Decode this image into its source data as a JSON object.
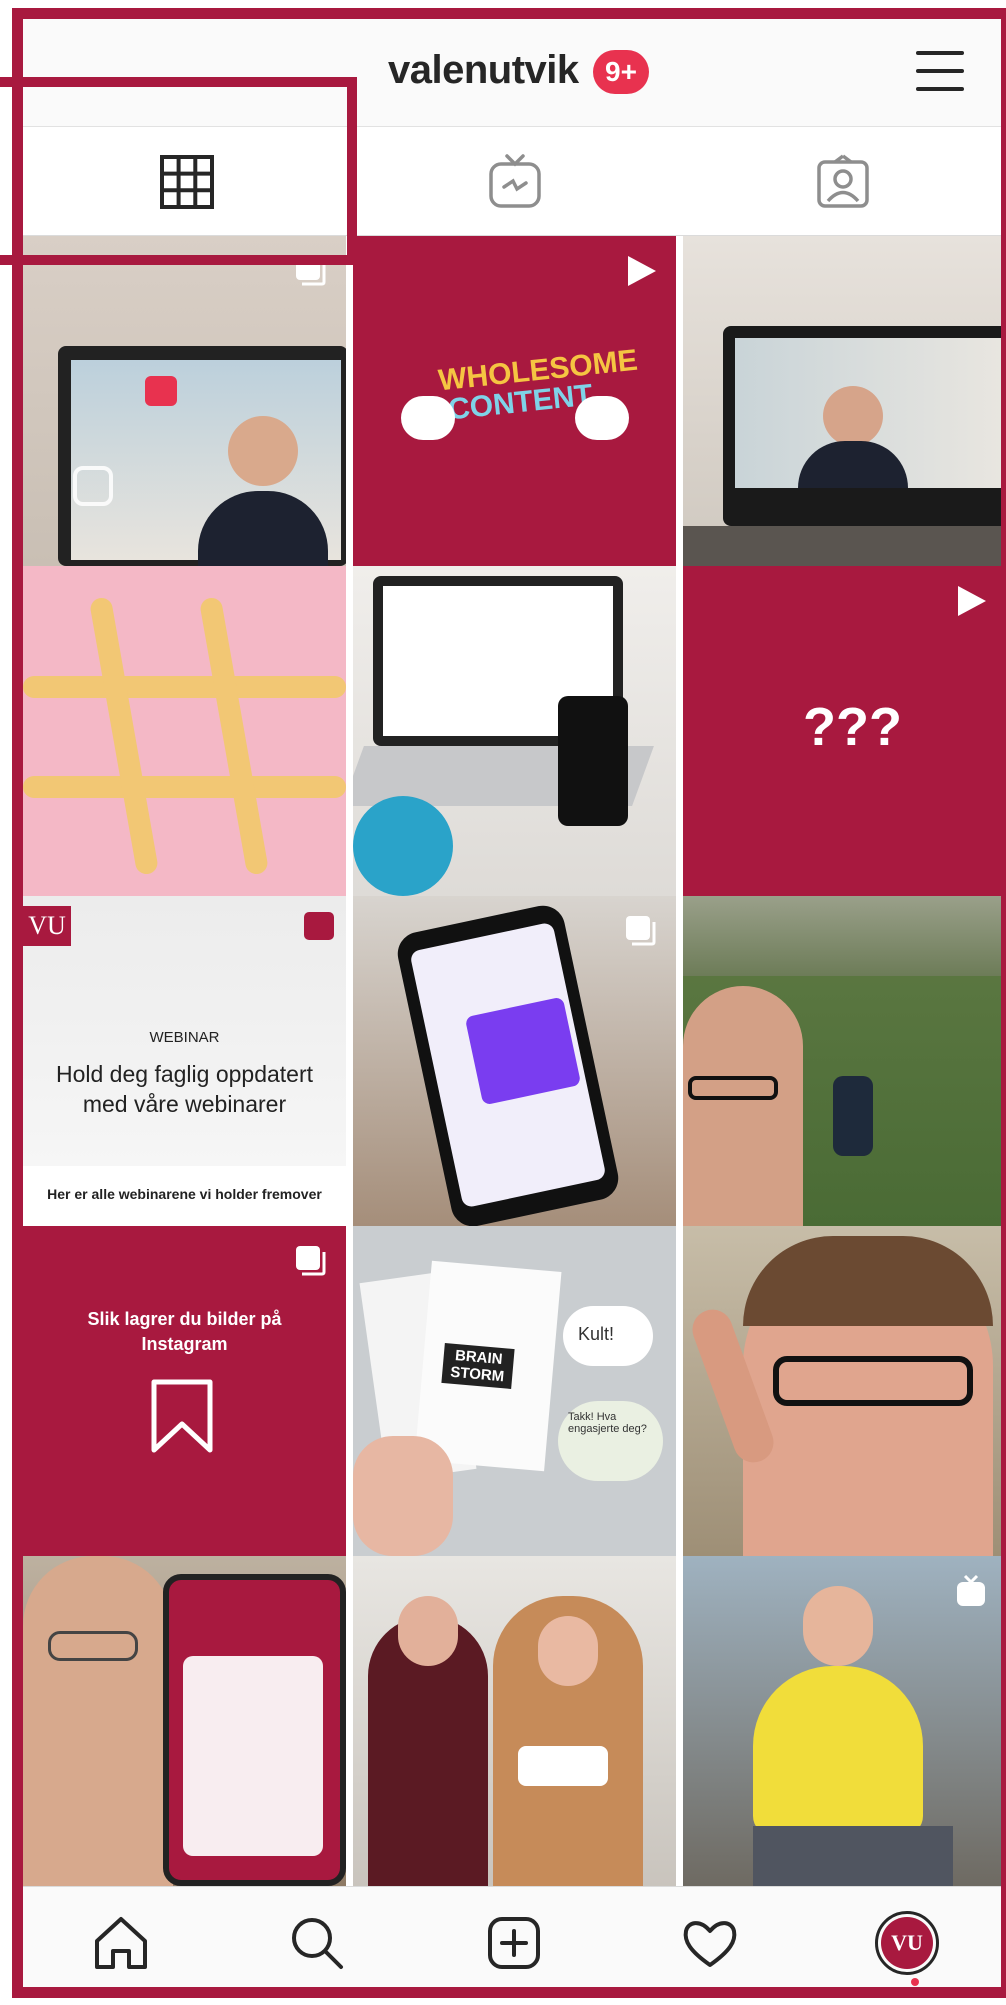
{
  "header": {
    "username": "valenutvik",
    "notification_badge": "9+",
    "menu_icon": "hamburger-menu-icon"
  },
  "tabs": [
    {
      "name": "grid-tab",
      "icon": "grid-icon",
      "selected": true
    },
    {
      "name": "igtv-tab",
      "icon": "igtv-icon",
      "selected": false
    },
    {
      "name": "tagged-tab",
      "icon": "tagged-person-icon",
      "selected": false
    }
  ],
  "posts": {
    "wholesome": {
      "line1": "WHOLESOME",
      "line2": "CONTENT"
    },
    "question": {
      "text": "???"
    },
    "webinar": {
      "logo": "VU",
      "eyebrow": "WEBINAR",
      "headline_line1": "Hold deg faglig oppdatert",
      "headline_line2": "med våre webinarer",
      "footer": "Her er alle webinarene vi holder fremover"
    },
    "save_tip": {
      "line1": "Slik lagrer du bilder på",
      "line2": "Instagram"
    },
    "brainstorm": {
      "card": "BRAIN STORM",
      "note1": "Kult!",
      "note2": "Takk! Hva engasjerte deg?"
    }
  },
  "bottom_nav": [
    {
      "name": "home",
      "icon": "home-icon"
    },
    {
      "name": "search",
      "icon": "search-icon"
    },
    {
      "name": "new-post",
      "icon": "add-post-icon"
    },
    {
      "name": "activity",
      "icon": "heart-icon"
    },
    {
      "name": "profile",
      "icon": "profile-avatar-icon",
      "label": "VU"
    }
  ],
  "colors": {
    "brand": "#a8193f",
    "badge": "#e8324f",
    "text": "#262626"
  }
}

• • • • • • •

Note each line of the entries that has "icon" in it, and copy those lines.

    "menu_icon": "hamburger-menu-icon"
      "icon": "grid-icon",
      "icon": "igtv-icon",
      "icon": "tagged-person-icon",
      "icon": "home-icon"
      "icon": "search-icon"
      "icon": "add-post-icon"
      "icon": "heart-icon"
      "icon": "profile-avatar-icon",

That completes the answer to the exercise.